[ABOUT THIS TASK] All lines below are to be output exactly as they stand.

[Items listed in a dataset]
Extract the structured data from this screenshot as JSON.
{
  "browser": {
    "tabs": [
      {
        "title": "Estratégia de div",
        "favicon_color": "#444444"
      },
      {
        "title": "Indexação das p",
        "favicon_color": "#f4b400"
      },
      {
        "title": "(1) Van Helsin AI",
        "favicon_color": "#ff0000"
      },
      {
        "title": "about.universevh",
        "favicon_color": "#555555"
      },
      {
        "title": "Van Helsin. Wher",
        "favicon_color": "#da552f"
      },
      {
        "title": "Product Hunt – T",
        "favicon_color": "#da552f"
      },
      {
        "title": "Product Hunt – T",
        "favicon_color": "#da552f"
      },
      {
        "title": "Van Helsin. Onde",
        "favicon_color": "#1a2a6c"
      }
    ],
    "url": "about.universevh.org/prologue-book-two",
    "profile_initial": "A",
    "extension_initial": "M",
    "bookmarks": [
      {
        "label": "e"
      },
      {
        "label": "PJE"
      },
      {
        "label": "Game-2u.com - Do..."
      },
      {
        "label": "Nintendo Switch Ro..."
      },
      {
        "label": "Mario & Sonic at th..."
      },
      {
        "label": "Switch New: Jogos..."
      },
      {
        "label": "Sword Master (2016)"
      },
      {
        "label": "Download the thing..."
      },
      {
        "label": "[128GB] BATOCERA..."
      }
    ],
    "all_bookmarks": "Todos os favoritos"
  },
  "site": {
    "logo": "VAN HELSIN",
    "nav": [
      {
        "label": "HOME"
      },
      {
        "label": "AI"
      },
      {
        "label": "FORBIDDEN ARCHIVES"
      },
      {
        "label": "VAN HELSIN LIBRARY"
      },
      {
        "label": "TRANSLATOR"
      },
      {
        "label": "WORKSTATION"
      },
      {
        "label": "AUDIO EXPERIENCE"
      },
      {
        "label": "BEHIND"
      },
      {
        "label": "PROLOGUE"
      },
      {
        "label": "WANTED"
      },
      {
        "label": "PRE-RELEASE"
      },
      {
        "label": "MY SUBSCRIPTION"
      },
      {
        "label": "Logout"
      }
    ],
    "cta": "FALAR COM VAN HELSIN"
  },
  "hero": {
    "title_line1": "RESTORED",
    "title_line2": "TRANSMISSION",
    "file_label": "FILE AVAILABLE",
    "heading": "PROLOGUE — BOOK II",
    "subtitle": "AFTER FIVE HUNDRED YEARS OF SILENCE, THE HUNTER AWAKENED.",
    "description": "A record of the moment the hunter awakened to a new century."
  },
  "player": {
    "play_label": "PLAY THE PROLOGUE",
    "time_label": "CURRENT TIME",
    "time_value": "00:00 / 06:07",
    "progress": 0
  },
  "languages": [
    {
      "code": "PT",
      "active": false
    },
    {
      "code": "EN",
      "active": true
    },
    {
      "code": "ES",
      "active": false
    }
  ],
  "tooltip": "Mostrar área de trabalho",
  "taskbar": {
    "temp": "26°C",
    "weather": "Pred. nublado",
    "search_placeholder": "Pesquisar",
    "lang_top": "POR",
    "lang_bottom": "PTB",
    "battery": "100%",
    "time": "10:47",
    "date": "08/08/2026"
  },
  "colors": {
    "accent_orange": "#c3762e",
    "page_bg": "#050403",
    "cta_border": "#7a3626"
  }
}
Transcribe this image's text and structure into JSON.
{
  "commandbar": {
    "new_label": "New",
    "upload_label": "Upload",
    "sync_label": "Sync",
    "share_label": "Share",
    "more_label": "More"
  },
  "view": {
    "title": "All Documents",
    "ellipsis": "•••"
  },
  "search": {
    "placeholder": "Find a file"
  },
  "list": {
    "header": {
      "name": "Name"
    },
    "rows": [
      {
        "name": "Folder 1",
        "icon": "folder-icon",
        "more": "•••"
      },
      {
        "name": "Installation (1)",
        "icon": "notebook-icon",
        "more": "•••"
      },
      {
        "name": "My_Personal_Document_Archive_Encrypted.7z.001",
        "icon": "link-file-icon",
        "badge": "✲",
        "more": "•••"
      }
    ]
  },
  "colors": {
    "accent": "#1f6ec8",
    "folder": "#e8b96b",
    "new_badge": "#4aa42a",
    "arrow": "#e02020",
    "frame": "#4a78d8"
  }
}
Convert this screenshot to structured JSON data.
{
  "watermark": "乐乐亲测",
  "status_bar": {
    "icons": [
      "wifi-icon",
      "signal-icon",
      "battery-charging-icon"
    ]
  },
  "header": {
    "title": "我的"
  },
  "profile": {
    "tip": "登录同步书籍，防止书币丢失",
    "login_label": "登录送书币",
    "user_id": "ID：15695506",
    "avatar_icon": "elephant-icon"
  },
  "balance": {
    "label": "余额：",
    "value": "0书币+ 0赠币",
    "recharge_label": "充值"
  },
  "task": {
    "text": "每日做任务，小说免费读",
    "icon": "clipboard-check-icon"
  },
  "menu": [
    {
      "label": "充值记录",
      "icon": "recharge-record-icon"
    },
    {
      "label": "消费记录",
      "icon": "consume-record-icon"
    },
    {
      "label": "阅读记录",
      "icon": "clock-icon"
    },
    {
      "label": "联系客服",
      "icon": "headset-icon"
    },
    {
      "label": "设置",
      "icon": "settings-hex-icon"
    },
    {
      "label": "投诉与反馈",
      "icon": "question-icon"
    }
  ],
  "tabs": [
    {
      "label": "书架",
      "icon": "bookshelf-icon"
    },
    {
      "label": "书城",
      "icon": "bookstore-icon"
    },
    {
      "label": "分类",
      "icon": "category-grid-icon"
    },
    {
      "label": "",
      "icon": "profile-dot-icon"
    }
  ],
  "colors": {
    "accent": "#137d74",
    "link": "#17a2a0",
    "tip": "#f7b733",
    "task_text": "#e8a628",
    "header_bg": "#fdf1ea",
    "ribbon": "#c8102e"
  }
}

[RESPONSE]
Extract the structured data from this screenshot as JSON.
{
  "browser": {
    "tabs": [
      {
        "title": "Estratégia de div",
        "favicon_color": "#444444"
      },
      {
        "title": "Indexação das p",
        "favicon_color": "#f4b400"
      },
      {
        "title": "(1) Van Helsin AI",
        "favicon_color": "#ff0000"
      },
      {
        "title": "about.universevh",
        "favicon_color": "#555555"
      },
      {
        "title": "Van Helsin. Wher",
        "favicon_color": "#da552f"
      },
      {
        "title": "Product Hunt – T",
        "favicon_color": "#da552f"
      },
      {
        "title": "Product Hunt – T",
        "favicon_color": "#da552f"
      },
      {
        "title": "Van Helsin. Onde",
        "favicon_color": "#1a2a6c"
      }
    ],
    "url": "about.universevh.org/prologue-book-two",
    "profile_initial": "A",
    "extension_initial": "M",
    "bookmarks": [
      {
        "label": "e"
      },
      {
        "label": "PJE"
      },
      {
        "label": "Game-2u.com - Do..."
      },
      {
        "label": "Nintendo Switch Ro..."
      },
      {
        "label": "Mario & Sonic at th..."
      },
      {
        "label": "Switch New: Jogos..."
      },
      {
        "label": "Sword Master (2016)"
      },
      {
        "label": "Download the thing..."
      },
      {
        "label": "[128GB] BATOCERA..."
      }
    ],
    "all_bookmarks": "Todos os favoritos"
  },
  "site": {
    "logo": "VAN HELSIN",
    "nav": [
      {
        "label": "HOME"
      },
      {
        "label": "AI"
      },
      {
        "label": "FORBIDDEN ARCHIVES"
      },
      {
        "label": "VAN HELSIN LIBRARY"
      },
      {
        "label": "TRANSLATOR"
      },
      {
        "label": "WORKSTATION"
      },
      {
        "label": "AUDIO EXPERIENCE"
      },
      {
        "label": "BEHIND"
      },
      {
        "label": "PROLOGUE"
      },
      {
        "label": "WANTED"
      },
      {
        "label": "PRE-RELEASE"
      },
      {
        "label": "MY SUBSCRIPTION"
      },
      {
        "label": "Logout"
      }
    ],
    "cta": "FALAR COM VAN HELSIN"
  },
  "hero": {
    "title_line1": "RESTORED",
    "title_line2": "TRANSMISSION",
    "file_label": "FILE AVAILABLE",
    "heading": "PROLOGUE — BOOK II",
    "subtitle": "AFTER FIVE HUNDRED YEARS OF SILENCE, THE HUNTER AWAKENED.",
    "description": "A record of the moment the hunter awakened to a new century."
  },
  "player": {
    "play_label": "PLAY THE PROLOGUE",
    "time_label": "CURRENT TIME",
    "time_value": "00:00 / 06:07",
    "progress": 0
  },
  "languages": [
    {
      "code": "PT",
      "active": false
    },
    {
      "code": "EN",
      "active": true
    },
    {
      "code": "ES",
      "active": false
    }
  ],
  "tooltip": "Mostrar área de trabalho",
  "taskbar": {
    "temp": "26°C",
    "weather": "Pred. nublado",
    "search_placeholder": "Pesquisar",
    "lang_top": "POR",
    "lang_bottom": "PTB",
    "battery": "100%",
    "time": "10:47",
    "date": "08/08/2026"
  },
  "colors": {
    "accent_orange": "#c3762e",
    "page_bg": "#050403",
    "cta_border": "#7a3626"
  }
}
Transcribe this image's text and structure into JSON.
{
  "commandbar": {
    "new_label": "New",
    "upload_label": "Upload",
    "sync_label": "Sync",
    "share_label": "Share",
    "more_label": "More"
  },
  "view": {
    "title": "All Documents",
    "ellipsis": "•••"
  },
  "search": {
    "placeholder": "Find a file"
  },
  "list": {
    "header": {
      "name": "Name"
    },
    "rows": [
      {
        "name": "Folder 1",
        "icon": "folder-icon",
        "more": "•••"
      },
      {
        "name": "Installation (1)",
        "icon": "notebook-icon",
        "more": "•••"
      },
      {
        "name": "My_Personal_Document_Archive_Encrypted.7z.001",
        "icon": "link-file-icon",
        "badge": "✲",
        "more": "•••"
      }
    ]
  },
  "colors": {
    "accent": "#1f6ec8",
    "folder": "#e8b96b",
    "new_badge": "#4aa42a",
    "arrow": "#e02020",
    "frame": "#4a78d8"
  }
}
Convert this screenshot to structured JSON data.
{
  "watermark": "乐乐亲测",
  "status_bar": {
    "icons": [
      "wifi-icon",
      "signal-icon",
      "battery-charging-icon"
    ]
  },
  "header": {
    "title": "我的"
  },
  "profile": {
    "tip": "登录同步书籍，防止书币丢失",
    "login_label": "登录送书币",
    "user_id": "ID：15695506",
    "avatar_icon": "elephant-icon"
  },
  "balance": {
    "label": "余额：",
    "value": "0书币+ 0赠币",
    "recharge_label": "充值"
  },
  "task": {
    "text": "每日做任务，小说免费读",
    "icon": "clipboard-check-icon"
  },
  "menu": [
    {
      "label": "充值记录",
      "icon": "recharge-record-icon"
    },
    {
      "label": "消费记录",
      "icon": "consume-record-icon"
    },
    {
      "label": "阅读记录",
      "icon": "clock-icon"
    },
    {
      "label": "联系客服",
      "icon": "headset-icon"
    },
    {
      "label": "设置",
      "icon": "settings-hex-icon"
    },
    {
      "label": "投诉与反馈",
      "icon": "question-icon"
    }
  ],
  "tabs": [
    {
      "label": "书架",
      "icon": "bookshelf-icon"
    },
    {
      "label": "书城",
      "icon": "bookstore-icon"
    },
    {
      "label": "分类",
      "icon": "category-grid-icon"
    },
    {
      "label": "",
      "icon": "profile-dot-icon"
    }
  ],
  "colors": {
    "accent": "#137d74",
    "link": "#17a2a0",
    "tip": "#f7b733",
    "task_text": "#e8a628",
    "header_bg": "#fdf1ea",
    "ribbon": "#c8102e"
  }
}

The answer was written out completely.